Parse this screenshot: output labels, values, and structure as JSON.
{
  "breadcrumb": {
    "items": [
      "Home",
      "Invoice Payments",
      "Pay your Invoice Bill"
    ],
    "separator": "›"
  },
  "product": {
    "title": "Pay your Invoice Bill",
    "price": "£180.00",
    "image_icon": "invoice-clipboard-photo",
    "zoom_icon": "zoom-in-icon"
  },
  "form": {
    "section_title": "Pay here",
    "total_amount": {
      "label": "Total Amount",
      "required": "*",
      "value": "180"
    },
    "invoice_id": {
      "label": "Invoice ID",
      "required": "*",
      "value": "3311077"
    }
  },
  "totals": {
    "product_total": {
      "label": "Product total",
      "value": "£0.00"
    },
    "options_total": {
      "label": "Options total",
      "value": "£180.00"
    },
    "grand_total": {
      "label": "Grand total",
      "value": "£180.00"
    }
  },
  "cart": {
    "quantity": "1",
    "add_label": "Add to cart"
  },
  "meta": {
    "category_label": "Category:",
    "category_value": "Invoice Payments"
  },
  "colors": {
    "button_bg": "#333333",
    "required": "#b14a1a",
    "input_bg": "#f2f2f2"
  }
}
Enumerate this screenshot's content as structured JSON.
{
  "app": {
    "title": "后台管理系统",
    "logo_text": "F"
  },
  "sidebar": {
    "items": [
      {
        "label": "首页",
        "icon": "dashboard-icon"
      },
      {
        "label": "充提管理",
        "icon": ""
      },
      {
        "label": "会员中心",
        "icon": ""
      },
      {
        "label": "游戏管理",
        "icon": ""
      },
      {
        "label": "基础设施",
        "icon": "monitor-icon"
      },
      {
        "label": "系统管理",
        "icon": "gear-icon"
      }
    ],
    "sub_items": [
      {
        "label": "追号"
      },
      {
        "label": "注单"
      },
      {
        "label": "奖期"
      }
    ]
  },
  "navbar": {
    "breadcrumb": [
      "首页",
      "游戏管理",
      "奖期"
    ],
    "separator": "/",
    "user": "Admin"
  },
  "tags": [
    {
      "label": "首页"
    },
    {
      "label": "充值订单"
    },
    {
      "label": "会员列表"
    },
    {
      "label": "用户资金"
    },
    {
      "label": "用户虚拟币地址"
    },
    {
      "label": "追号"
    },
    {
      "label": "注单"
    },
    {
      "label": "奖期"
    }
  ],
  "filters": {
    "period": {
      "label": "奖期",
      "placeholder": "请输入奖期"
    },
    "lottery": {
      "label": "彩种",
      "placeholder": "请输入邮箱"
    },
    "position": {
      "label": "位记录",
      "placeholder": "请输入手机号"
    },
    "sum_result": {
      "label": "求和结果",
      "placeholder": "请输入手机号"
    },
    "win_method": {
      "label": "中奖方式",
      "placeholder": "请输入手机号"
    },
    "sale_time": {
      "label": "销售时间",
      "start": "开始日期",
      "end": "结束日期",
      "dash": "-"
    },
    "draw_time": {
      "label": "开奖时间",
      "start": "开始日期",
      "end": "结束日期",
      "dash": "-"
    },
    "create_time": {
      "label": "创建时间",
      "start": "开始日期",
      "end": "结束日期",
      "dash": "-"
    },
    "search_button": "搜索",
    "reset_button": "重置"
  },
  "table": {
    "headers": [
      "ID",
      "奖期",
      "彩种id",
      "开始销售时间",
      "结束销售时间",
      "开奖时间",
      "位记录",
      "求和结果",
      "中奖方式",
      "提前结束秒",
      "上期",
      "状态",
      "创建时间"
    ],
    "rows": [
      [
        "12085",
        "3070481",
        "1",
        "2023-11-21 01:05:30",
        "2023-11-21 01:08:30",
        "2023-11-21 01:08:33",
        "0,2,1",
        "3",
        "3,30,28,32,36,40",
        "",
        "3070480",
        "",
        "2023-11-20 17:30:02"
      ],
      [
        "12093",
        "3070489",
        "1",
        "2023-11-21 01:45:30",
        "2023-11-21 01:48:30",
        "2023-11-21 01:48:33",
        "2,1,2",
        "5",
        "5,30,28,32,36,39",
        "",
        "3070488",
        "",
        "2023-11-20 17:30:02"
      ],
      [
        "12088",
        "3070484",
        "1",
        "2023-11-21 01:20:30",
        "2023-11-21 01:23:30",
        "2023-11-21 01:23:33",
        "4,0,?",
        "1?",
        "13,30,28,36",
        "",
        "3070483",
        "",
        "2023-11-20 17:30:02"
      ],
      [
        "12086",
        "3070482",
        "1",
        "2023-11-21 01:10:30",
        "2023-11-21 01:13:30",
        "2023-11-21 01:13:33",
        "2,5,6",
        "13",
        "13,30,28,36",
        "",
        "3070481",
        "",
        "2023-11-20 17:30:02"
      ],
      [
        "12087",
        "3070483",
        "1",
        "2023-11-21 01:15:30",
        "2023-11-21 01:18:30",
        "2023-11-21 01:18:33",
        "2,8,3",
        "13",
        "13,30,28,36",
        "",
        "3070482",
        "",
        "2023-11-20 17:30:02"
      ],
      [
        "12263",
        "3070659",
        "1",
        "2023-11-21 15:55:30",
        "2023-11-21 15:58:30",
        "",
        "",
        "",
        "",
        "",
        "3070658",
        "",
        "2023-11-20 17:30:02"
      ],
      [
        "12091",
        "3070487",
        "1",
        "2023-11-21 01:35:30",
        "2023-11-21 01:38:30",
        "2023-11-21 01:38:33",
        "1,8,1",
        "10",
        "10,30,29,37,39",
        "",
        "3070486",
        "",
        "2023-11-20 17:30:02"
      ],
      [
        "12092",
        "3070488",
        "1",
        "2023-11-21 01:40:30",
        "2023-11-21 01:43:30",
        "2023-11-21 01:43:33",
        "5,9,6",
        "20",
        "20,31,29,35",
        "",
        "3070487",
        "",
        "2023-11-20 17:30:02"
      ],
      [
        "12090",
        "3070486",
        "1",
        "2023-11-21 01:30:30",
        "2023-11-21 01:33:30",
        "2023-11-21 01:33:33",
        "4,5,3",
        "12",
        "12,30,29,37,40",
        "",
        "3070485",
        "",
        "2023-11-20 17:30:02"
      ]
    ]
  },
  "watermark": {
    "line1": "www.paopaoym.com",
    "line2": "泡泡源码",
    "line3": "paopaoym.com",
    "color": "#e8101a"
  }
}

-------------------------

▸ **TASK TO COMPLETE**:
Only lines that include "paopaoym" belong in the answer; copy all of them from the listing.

▸ **SOLUTION TO THIS PROBLEM**:
    "line1": "www.paopaoym.com",
    "line3": "paopaoym.com",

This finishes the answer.